_HOW TO COMPLETE THIS TASK_.
Copy the data that appears below exactly. Drop the pictures.

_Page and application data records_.

-------------------------

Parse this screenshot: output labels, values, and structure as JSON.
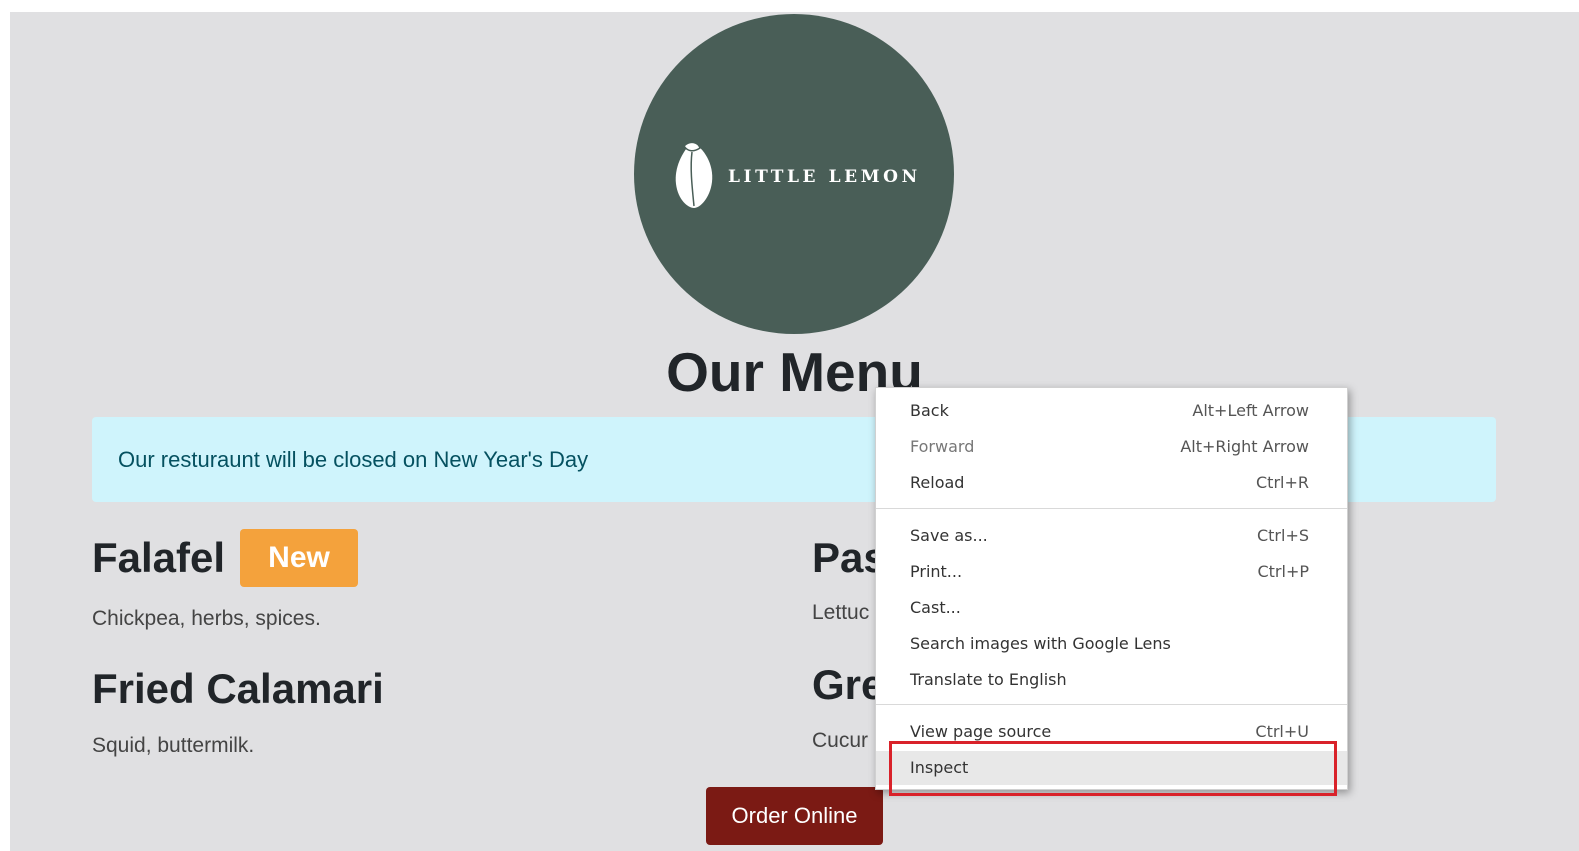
{
  "logo": {
    "brand": "LITTLE LEMON",
    "icon": "lemon-icon"
  },
  "title": "Our Menu",
  "alert": "Our resturaunt will be closed on New Year's Day",
  "menu": {
    "items": [
      {
        "name": "Falafel",
        "badge": "New",
        "desc": "Chickpea, herbs, spices."
      },
      {
        "name": "Pas",
        "desc": "Lettuc"
      },
      {
        "name": "Fried Calamari",
        "desc": "Squid, buttermilk."
      },
      {
        "name": "Gre",
        "desc": "Cucur"
      }
    ]
  },
  "order_button": "Order Online",
  "context_menu": {
    "items": [
      {
        "label": "Back",
        "shortcut": "Alt+Left Arrow"
      },
      {
        "label": "Forward",
        "shortcut": "Alt+Right Arrow"
      },
      {
        "label": "Reload",
        "shortcut": "Ctrl+R"
      },
      {
        "label": "Save as...",
        "shortcut": "Ctrl+S"
      },
      {
        "label": "Print...",
        "shortcut": "Ctrl+P"
      },
      {
        "label": "Cast...",
        "shortcut": ""
      },
      {
        "label": "Search images with Google Lens",
        "shortcut": ""
      },
      {
        "label": "Translate to English",
        "shortcut": ""
      },
      {
        "label": "View page source",
        "shortcut": "Ctrl+U"
      },
      {
        "label": "Inspect",
        "shortcut": ""
      }
    ]
  },
  "colors": {
    "page_bg": "#e0e0e2",
    "logo_bg": "#495e57",
    "alert_bg": "#cff4fc",
    "badge_bg": "#f4a23c",
    "order_button_bg": "#7b1a14",
    "highlight": "#d9222a"
  }
}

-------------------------

_TASK ANSWER_.
Parse this screenshot: output labels, values, and structure as JSON.
{
  "logo": {
    "brand": "LITTLE LEMON",
    "icon": "lemon-icon"
  },
  "title": "Our Menu",
  "alert": "Our resturaunt will be closed on New Year's Day",
  "menu": {
    "items": [
      {
        "name": "Falafel",
        "badge": "New",
        "desc": "Chickpea, herbs, spices."
      },
      {
        "name": "Pas",
        "desc": "Lettuc"
      },
      {
        "name": "Fried Calamari",
        "desc": "Squid, buttermilk."
      },
      {
        "name": "Gre",
        "desc": "Cucur"
      }
    ]
  },
  "order_button": "Order Online",
  "context_menu": {
    "items": [
      {
        "label": "Back",
        "shortcut": "Alt+Left Arrow"
      },
      {
        "label": "Forward",
        "shortcut": "Alt+Right Arrow"
      },
      {
        "label": "Reload",
        "shortcut": "Ctrl+R"
      },
      {
        "label": "Save as...",
        "shortcut": "Ctrl+S"
      },
      {
        "label": "Print...",
        "shortcut": "Ctrl+P"
      },
      {
        "label": "Cast...",
        "shortcut": ""
      },
      {
        "label": "Search images with Google Lens",
        "shortcut": ""
      },
      {
        "label": "Translate to English",
        "shortcut": ""
      },
      {
        "label": "View page source",
        "shortcut": "Ctrl+U"
      },
      {
        "label": "Inspect",
        "shortcut": ""
      }
    ]
  },
  "colors": {
    "page_bg": "#e0e0e2",
    "logo_bg": "#495e57",
    "alert_bg": "#cff4fc",
    "badge_bg": "#f4a23c",
    "order_button_bg": "#7b1a14",
    "highlight": "#d9222a"
  }
}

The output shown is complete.